▶ **Problem to solve**
All lines in the records below with the word "Background" must be returned.

▶ **Data extract**
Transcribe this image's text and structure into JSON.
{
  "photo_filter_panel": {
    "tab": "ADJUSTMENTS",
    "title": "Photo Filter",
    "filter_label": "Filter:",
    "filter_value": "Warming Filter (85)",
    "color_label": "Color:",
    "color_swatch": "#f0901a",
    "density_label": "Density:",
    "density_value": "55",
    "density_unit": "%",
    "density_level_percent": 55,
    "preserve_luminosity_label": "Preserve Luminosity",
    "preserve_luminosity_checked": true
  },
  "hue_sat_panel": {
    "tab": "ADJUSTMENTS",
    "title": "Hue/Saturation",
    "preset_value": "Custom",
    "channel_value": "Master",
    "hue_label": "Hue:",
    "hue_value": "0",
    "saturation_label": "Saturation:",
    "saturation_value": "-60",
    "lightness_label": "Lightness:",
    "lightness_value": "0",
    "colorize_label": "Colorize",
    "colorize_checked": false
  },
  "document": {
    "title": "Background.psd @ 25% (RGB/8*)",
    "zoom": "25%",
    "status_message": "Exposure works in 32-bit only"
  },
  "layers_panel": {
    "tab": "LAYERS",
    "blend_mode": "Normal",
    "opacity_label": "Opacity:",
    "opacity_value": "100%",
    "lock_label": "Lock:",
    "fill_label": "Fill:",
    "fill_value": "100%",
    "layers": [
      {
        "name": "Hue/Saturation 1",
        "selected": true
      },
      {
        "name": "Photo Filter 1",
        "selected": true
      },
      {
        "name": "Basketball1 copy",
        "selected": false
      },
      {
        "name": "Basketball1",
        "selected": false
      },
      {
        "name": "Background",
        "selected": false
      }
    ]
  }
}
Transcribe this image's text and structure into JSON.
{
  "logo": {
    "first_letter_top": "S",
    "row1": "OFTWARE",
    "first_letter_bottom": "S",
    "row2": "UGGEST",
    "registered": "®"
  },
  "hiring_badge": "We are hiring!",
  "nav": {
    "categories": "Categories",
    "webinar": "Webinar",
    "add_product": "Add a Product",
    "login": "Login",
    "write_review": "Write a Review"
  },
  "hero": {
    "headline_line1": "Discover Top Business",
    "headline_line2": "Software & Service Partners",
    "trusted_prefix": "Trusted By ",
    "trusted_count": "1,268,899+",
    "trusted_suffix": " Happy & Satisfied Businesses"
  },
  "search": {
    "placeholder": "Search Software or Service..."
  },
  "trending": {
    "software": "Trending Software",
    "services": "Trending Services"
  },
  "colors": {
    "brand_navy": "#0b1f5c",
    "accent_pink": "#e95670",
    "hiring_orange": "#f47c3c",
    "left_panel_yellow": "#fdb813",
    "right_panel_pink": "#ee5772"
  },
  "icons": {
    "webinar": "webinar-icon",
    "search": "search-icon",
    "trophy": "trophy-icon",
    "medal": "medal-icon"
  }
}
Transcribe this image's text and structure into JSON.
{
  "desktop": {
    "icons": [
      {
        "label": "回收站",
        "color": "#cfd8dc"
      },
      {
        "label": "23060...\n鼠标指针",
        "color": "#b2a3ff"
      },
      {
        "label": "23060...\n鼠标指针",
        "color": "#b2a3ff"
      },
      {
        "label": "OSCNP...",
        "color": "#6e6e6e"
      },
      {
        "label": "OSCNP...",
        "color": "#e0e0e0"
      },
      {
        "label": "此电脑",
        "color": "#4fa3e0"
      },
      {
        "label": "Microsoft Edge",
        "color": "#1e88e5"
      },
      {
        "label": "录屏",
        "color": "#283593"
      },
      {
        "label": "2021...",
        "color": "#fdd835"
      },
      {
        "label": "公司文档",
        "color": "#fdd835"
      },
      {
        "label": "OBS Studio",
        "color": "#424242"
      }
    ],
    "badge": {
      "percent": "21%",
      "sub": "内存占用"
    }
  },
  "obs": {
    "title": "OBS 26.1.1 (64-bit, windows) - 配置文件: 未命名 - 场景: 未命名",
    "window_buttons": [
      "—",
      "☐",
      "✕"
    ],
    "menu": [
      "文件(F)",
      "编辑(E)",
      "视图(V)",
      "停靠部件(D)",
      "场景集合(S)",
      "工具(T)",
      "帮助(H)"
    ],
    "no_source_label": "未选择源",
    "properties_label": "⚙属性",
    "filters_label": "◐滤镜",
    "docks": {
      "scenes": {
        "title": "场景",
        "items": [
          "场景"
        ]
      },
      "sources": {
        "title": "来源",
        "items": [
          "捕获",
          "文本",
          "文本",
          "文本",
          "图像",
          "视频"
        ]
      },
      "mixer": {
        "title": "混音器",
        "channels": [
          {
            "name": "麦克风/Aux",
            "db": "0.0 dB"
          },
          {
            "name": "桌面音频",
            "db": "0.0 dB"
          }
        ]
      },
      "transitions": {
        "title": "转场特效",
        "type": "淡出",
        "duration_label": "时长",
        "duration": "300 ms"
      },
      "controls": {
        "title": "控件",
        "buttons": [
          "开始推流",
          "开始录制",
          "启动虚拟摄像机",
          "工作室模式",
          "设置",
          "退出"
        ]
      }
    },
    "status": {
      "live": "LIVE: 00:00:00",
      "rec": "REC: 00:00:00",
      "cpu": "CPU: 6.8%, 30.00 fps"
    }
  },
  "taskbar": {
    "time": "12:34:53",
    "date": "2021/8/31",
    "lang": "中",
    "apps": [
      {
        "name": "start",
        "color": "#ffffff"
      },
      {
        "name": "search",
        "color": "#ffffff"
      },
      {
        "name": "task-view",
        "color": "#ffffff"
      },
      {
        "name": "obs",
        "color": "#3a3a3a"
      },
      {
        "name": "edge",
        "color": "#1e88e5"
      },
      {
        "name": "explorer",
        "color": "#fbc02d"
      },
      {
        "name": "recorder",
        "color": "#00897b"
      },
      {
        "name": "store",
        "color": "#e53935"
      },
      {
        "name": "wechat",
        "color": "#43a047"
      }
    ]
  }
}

▶ **Solution for this task**
    "title": "Background.psd @ 25% (RGB/8*)",
        "name": "Background",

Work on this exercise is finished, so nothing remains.